## WHAT THE TASK ASKS
Could you write out the listing below again, exactly?

## AVAILABLE RECORDS
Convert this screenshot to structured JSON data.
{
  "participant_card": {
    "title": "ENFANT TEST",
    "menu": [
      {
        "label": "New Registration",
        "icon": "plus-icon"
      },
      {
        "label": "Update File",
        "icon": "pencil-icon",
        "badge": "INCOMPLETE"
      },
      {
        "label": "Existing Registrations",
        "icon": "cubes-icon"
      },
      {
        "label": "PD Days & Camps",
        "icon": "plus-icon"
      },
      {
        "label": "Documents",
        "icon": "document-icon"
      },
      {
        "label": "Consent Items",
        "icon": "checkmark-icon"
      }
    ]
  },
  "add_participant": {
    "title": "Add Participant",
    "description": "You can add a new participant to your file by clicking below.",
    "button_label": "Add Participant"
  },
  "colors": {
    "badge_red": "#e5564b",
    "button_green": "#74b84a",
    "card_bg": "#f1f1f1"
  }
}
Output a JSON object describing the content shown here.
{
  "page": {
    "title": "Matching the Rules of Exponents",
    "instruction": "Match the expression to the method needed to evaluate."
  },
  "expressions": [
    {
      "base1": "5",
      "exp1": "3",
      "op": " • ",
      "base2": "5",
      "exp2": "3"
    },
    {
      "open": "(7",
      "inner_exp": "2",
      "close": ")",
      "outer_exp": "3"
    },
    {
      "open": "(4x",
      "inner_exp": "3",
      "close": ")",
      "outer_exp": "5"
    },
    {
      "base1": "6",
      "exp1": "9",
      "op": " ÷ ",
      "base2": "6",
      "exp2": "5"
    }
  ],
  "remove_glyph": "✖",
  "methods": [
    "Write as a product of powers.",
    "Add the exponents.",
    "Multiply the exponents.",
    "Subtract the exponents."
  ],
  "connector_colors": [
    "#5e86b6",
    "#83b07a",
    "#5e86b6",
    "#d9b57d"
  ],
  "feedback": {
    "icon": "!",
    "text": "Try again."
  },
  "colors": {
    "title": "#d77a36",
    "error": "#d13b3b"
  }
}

## ANSWER FOR THE TASK
Convert this screenshot to structured JSON data.
{
  "participant_card": {
    "title": "ENFANT TEST",
    "menu": [
      {
        "label": "New Registration",
        "icon": "plus-icon"
      },
      {
        "label": "Update File",
        "icon": "pencil-icon",
        "badge": "INCOMPLETE"
      },
      {
        "label": "Existing Registrations",
        "icon": "cubes-icon"
      },
      {
        "label": "PD Days & Camps",
        "icon": "plus-icon"
      },
      {
        "label": "Documents",
        "icon": "document-icon"
      },
      {
        "label": "Consent Items",
        "icon": "checkmark-icon"
      }
    ]
  },
  "add_participant": {
    "title": "Add Participant",
    "description": "You can add a new participant to your file by clicking below.",
    "button_label": "Add Participant"
  },
  "colors": {
    "badge_red": "#e5564b",
    "button_green": "#74b84a",
    "card_bg": "#f1f1f1"
  }
}
Output a JSON object describing the content shown here.
{
  "page": {
    "title": "Matching the Rules of Exponents",
    "instruction": "Match the expression to the method needed to evaluate."
  },
  "expressions": [
    {
      "base1": "5",
      "exp1": "3",
      "op": " • ",
      "base2": "5",
      "exp2": "3"
    },
    {
      "open": "(7",
      "inner_exp": "2",
      "close": ")",
      "outer_exp": "3"
    },
    {
      "open": "(4x",
      "inner_exp": "3",
      "close": ")",
      "outer_exp": "5"
    },
    {
      "base1": "6",
      "exp1": "9",
      "op": " ÷ ",
      "base2": "6",
      "exp2": "5"
    }
  ],
  "remove_glyph": "✖",
  "methods": [
    "Write as a product of powers.",
    "Add the exponents.",
    "Multiply the exponents.",
    "Subtract the exponents."
  ],
  "connector_colors": [
    "#5e86b6",
    "#83b07a",
    "#5e86b6",
    "#d9b57d"
  ],
  "feedback": {
    "icon": "!",
    "text": "Try again."
  },
  "colors": {
    "title": "#d77a36",
    "error": "#d13b3b"
  }
}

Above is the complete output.